‘Synthetic’ chromosome permits repid, on-demand ‘evolution’ of yeast (Phys.org) —A multinational effort to replicate the genome of brewer’s yeast has been launched. Led by Professor Jef Boeke of John Hopkins University in Baltimore, and with teams in China, India, Great Britain and other countries, the goal of the effort is to build artificial chromosomes to replace the 16 normally found in yeast cells. If successful, the effort will mark the first time the entire genome of an organism with a nucleus has been artificially replicated. © 2013 Phys.org Sacharomyces cerevisiae cells in DIC microscopy. Credit: Wikipedia. Citation: Multinational effort underway to build synthetic yeast using artificial chromosomes (2013, July 12) retrieved 18 August 2019 from https://phys.org/news/2013-07-multinational-effort-underway-synthetic-yeast.html This document is subject to copyright. Apart from any fair dealing for the purpose of private study or research, no part may be reproduced without the written permission.

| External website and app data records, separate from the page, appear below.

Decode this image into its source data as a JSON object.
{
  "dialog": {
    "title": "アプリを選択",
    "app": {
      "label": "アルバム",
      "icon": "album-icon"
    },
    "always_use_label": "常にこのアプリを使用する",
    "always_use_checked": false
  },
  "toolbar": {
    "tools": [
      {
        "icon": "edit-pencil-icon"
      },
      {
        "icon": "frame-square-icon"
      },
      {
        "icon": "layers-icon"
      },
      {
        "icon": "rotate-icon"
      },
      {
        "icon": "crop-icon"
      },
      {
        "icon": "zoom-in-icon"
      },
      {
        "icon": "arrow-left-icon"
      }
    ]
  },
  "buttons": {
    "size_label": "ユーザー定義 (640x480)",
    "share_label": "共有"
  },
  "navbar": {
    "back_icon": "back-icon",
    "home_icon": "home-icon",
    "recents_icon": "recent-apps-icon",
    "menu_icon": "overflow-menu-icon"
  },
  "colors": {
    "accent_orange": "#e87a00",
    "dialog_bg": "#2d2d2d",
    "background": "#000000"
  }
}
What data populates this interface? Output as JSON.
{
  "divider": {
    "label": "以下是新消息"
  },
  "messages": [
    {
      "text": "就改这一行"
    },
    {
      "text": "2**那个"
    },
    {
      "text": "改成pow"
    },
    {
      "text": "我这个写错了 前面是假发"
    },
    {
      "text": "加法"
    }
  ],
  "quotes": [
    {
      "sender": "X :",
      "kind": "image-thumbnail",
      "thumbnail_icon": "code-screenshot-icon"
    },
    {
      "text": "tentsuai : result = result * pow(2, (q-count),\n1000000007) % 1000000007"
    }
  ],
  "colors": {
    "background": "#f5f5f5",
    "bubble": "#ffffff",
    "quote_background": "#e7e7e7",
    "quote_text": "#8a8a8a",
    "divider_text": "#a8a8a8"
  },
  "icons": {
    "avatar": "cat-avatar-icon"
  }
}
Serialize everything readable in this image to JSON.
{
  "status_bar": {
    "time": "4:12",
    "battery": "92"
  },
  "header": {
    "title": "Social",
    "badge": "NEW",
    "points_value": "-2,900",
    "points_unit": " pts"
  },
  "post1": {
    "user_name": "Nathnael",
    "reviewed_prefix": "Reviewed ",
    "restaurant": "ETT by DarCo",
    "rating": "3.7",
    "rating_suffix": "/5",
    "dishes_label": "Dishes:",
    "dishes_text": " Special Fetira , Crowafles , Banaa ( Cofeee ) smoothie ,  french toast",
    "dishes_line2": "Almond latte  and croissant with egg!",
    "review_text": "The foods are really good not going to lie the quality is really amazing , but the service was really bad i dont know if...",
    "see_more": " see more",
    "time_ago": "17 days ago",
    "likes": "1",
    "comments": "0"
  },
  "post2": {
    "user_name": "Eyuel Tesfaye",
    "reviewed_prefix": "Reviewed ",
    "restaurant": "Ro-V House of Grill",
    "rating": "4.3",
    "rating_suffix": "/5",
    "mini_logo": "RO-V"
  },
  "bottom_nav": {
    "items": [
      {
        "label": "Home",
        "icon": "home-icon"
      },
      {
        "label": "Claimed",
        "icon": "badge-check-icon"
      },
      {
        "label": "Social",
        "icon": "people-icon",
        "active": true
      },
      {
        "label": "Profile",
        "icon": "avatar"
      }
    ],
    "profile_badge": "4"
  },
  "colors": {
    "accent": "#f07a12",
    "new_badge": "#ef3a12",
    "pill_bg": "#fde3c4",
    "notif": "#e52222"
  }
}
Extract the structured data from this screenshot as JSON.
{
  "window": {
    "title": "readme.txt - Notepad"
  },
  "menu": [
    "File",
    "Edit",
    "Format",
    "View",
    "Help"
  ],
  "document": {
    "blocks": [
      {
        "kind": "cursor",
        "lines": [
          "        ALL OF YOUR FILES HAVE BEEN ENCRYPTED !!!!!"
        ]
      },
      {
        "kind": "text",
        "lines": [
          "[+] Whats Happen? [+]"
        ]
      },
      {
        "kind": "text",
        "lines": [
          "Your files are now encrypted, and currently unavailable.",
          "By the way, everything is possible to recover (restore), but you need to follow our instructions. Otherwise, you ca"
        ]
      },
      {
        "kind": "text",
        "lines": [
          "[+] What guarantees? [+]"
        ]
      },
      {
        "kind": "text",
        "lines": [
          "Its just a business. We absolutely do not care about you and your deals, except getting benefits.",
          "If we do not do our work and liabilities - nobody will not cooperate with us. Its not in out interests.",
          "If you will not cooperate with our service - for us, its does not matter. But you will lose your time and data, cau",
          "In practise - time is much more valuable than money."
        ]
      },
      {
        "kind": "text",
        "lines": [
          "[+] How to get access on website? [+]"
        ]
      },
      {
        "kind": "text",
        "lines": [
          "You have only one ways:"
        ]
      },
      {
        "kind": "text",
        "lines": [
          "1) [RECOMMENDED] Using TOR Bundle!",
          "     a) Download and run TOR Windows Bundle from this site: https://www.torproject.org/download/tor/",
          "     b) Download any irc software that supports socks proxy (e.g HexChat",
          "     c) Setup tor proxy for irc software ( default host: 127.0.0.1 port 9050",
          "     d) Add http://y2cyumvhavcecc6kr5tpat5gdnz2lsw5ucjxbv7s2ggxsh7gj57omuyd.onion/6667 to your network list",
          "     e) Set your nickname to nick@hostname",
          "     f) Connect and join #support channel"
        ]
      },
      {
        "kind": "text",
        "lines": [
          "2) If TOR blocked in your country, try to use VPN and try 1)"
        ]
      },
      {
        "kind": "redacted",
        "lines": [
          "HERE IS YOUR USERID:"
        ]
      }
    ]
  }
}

The content is provided for information purposes only. Explore further Besides the possibility of providing new insights into how chromosomes work, the project hopes to also serve as a means of learning how to program an organism by altering its genetic functions. Yeast with artificial chromosomes, for example, could be programmed to serve as an engine to manufacture antibiotics, vaccines, biofuels, etc., instead of alcohol.A team of scientists successfully replaced the DNA of a bacteria cell back in 2010, but it had no nucleus, meaning it was a much simpler organism. Replicating all of the chromosomes in a yeast cell will require far more effort. For that reason, the work has been split between teams working at various facilities around the world. Each team will design one chromosome on a computer, which will then be sent to a central facility for its actual creation. Once all of the teams have built their chromosomes, a single yeast cell will be stripped of its natural chromosomes to be replaced by their artificial counterparts—giving it an entirely artificial genome. The project is expected to be expensive—the British team alone has received £1m from the U.K government to fulfill its part in the project which is expected to be completed by 2017.The yeast cell was picked for the project because it is a relatively simple organism—it’s one celled and has only 6000 genes. One the other hand, it’s sufficiently complex to further the science of bioengineering. Another plus is that yeast, because of its ability to convert sugars to alcohol, is seen as a becoming a more useful organism if its DNA could be controlled directly by creating new chromosomes in the lab and replacing the ones that nature gave it.